Directions for this task: Return the records in full, with every character preserved.

[Dataset records]
##########

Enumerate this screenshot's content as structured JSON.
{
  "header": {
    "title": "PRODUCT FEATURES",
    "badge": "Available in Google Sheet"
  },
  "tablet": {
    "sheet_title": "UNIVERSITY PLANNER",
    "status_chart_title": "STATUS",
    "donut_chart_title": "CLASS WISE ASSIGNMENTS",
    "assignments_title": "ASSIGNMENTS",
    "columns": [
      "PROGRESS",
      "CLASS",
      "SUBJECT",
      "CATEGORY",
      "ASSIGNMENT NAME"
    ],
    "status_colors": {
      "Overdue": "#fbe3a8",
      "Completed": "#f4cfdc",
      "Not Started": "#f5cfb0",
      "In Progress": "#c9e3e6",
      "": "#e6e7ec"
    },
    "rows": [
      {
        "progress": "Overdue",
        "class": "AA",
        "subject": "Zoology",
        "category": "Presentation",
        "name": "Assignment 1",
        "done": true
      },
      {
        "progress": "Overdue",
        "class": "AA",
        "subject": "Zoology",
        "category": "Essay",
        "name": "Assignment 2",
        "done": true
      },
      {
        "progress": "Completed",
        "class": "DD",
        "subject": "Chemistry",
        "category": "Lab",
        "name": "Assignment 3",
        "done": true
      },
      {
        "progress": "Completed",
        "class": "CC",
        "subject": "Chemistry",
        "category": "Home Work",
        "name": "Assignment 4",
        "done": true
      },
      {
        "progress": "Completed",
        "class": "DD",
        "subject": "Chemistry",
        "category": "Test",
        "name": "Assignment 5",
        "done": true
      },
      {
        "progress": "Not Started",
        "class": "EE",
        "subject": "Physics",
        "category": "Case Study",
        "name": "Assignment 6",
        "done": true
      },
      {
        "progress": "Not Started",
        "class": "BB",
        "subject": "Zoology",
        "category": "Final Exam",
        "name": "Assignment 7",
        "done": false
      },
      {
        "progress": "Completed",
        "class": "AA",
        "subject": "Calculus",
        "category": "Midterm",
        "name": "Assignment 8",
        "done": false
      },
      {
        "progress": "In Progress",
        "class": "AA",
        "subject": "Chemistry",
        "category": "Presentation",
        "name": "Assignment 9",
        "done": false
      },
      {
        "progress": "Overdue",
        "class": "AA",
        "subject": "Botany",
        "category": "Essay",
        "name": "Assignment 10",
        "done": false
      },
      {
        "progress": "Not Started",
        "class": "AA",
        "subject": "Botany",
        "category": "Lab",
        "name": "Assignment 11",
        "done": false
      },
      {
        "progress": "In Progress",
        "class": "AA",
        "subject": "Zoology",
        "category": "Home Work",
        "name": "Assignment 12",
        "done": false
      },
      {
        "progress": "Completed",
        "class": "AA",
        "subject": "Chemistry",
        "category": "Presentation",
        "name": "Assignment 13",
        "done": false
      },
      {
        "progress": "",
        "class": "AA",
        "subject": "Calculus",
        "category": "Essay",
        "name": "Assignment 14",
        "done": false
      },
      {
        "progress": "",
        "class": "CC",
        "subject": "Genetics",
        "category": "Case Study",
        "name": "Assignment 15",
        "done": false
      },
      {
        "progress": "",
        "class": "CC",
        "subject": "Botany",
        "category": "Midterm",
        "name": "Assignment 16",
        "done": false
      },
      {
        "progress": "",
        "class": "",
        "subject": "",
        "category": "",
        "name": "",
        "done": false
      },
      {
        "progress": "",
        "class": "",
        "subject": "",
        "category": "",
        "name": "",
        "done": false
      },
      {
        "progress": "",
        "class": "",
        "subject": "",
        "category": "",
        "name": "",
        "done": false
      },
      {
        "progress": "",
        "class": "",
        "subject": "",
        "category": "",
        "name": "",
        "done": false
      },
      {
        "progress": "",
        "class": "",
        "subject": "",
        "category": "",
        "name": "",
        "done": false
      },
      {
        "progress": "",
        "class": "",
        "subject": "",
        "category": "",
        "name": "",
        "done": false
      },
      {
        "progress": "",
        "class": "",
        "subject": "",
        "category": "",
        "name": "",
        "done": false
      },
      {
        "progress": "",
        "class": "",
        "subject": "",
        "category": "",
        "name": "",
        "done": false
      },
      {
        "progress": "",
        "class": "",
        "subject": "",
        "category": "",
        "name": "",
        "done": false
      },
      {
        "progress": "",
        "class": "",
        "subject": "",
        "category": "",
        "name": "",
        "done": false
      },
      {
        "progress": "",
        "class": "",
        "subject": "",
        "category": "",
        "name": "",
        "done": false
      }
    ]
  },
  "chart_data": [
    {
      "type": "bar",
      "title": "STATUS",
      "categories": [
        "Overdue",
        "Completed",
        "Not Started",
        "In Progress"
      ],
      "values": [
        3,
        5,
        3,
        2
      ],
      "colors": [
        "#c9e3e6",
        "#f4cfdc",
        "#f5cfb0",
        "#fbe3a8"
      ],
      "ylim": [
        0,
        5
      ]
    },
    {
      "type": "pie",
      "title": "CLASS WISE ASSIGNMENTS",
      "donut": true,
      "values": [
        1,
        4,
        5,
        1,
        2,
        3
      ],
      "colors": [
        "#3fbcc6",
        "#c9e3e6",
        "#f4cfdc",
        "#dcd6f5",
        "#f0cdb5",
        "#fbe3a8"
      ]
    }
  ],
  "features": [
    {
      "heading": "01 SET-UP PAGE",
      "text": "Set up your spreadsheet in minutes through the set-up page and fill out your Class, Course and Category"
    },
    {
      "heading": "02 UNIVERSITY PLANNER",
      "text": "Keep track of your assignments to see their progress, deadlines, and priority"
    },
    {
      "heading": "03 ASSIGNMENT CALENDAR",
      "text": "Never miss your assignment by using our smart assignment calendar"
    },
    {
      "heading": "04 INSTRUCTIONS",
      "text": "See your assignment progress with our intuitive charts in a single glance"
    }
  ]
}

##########

Response to the task:
Enumerate this screenshot's content as structured JSON.
{
  "header": {
    "title": "PRODUCT FEATURES",
    "badge": "Available in Google Sheet"
  },
  "tablet": {
    "sheet_title": "UNIVERSITY PLANNER",
    "status_chart_title": "STATUS",
    "donut_chart_title": "CLASS WISE ASSIGNMENTS",
    "assignments_title": "ASSIGNMENTS",
    "columns": [
      "PROGRESS",
      "CLASS",
      "SUBJECT",
      "CATEGORY",
      "ASSIGNMENT NAME"
    ],
    "status_colors": {
      "Overdue": "#fbe3a8",
      "Completed": "#f4cfdc",
      "Not Started": "#f5cfb0",
      "In Progress": "#c9e3e6",
      "": "#e6e7ec"
    },
    "rows": [
      {
        "progress": "Overdue",
        "class": "AA",
        "subject": "Zoology",
        "category": "Presentation",
        "name": "Assignment 1",
        "done": true
      },
      {
        "progress": "Overdue",
        "class": "AA",
        "subject": "Zoology",
        "category": "Essay",
        "name": "Assignment 2",
        "done": true
      },
      {
        "progress": "Completed",
        "class": "DD",
        "subject": "Chemistry",
        "category": "Lab",
        "name": "Assignment 3",
        "done": true
      },
      {
        "progress": "Completed",
        "class": "CC",
        "subject": "Chemistry",
        "category": "Home Work",
        "name": "Assignment 4",
        "done": true
      },
      {
        "progress": "Completed",
        "class": "DD",
        "subject": "Chemistry",
        "category": "Test",
        "name": "Assignment 5",
        "done": true
      },
      {
        "progress": "Not Started",
        "class": "EE",
        "subject": "Physics",
        "category": "Case Study",
        "name": "Assignment 6",
        "done": true
      },
      {
        "progress": "Not Started",
        "class": "BB",
        "subject": "Zoology",
        "category": "Final Exam",
        "name": "Assignment 7",
        "done": false
      },
      {
        "progress": "Completed",
        "class": "AA",
        "subject": "Calculus",
        "category": "Midterm",
        "name": "Assignment 8",
        "done": false
      },
      {
        "progress": "In Progress",
        "class": "AA",
        "subject": "Chemistry",
        "category": "Presentation",
        "name": "Assignment 9",
        "done": false
      },
      {
        "progress": "Overdue",
        "class": "AA",
        "subject": "Botany",
        "category": "Essay",
        "name": "Assignment 10",
        "done": false
      },
      {
        "progress": "Not Started",
        "class": "AA",
        "subject": "Botany",
        "category": "Lab",
        "name": "Assignment 11",
        "done": false
      },
      {
        "progress": "In Progress",
        "class": "AA",
        "subject": "Zoology",
        "category": "Home Work",
        "name": "Assignment 12",
        "done": false
      },
      {
        "progress": "Completed",
        "class": "AA",
        "subject": "Chemistry",
        "category": "Presentation",
        "name": "Assignment 13",
        "done": false
      },
      {
        "progress": "",
        "class": "AA",
        "subject": "Calculus",
        "category": "Essay",
        "name": "Assignment 14",
        "done": false
      },
      {
        "progress": "",
        "class": "CC",
        "subject": "Genetics",
        "category": "Case Study",
        "name": "Assignment 15",
        "done": false
      },
      {
        "progress": "",
        "class": "CC",
        "subject": "Botany",
        "category": "Midterm",
        "name": "Assignment 16",
        "done": false
      },
      {
        "progress": "",
        "class": "",
        "subject": "",
        "category": "",
        "name": "",
        "done": false
      },
      {
        "progress": "",
        "class": "",
        "subject": "",
        "category": "",
        "name": "",
        "done": false
      },
      {
        "progress": "",
        "class": "",
        "subject": "",
        "category": "",
        "name": "",
        "done": false
      },
      {
        "progress": "",
        "class": "",
        "subject": "",
        "category": "",
        "name": "",
        "done": false
      },
      {
        "progress": "",
        "class": "",
        "subject": "",
        "category": "",
        "name": "",
        "done": false
      },
      {
        "progress": "",
        "class": "",
        "subject": "",
        "category": "",
        "name": "",
        "done": false
      },
      {
        "progress": "",
        "class": "",
        "subject": "",
        "category": "",
        "name": "",
        "done": false
      },
      {
        "progress": "",
        "class": "",
        "subject": "",
        "category": "",
        "name": "",
        "done": false
      },
      {
        "progress": "",
        "class": "",
        "subject": "",
        "category": "",
        "name": "",
        "done": false
      },
      {
        "progress": "",
        "class": "",
        "subject": "",
        "category": "",
        "name": "",
        "done": false
      },
      {
        "progress": "",
        "class": "",
        "subject": "",
        "category": "",
        "name": "",
        "done": false
      }
    ]
  },
  "chart_data": [
    {
      "type": "bar",
      "title": "STATUS",
      "categories": [
        "Overdue",
        "Completed",
        "Not Started",
        "In Progress"
      ],
      "values": [
        3,
        5,
        3,
        2
      ],
      "colors": [
        "#c9e3e6",
        "#f4cfdc",
        "#f5cfb0",
        "#fbe3a8"
      ],
      "ylim": [
        0,
        5
      ]
    },
    {
      "type": "pie",
      "title": "CLASS WISE ASSIGNMENTS",
      "donut": true,
      "values": [
        1,
        4,
        5,
        1,
        2,
        3
      ],
      "colors": [
        "#3fbcc6",
        "#c9e3e6",
        "#f4cfdc",
        "#dcd6f5",
        "#f0cdb5",
        "#fbe3a8"
      ]
    }
  ],
  "features": [
    {
      "heading": "01 SET-UP PAGE",
      "text": "Set up your spreadsheet in minutes through the set-up page and fill out your Class, Course and Category"
    },
    {
      "heading": "02 UNIVERSITY PLANNER",
      "text": "Keep track of your assignments to see their progress, deadlines, and priority"
    },
    {
      "heading": "03 ASSIGNMENT CALENDAR",
      "text": "Never miss your assignment by using our smart assignment calendar"
    },
    {
      "heading": "04 INSTRUCTIONS",
      "text": "See your assignment progress with our intuitive charts in a single glance"
    }
  ]
}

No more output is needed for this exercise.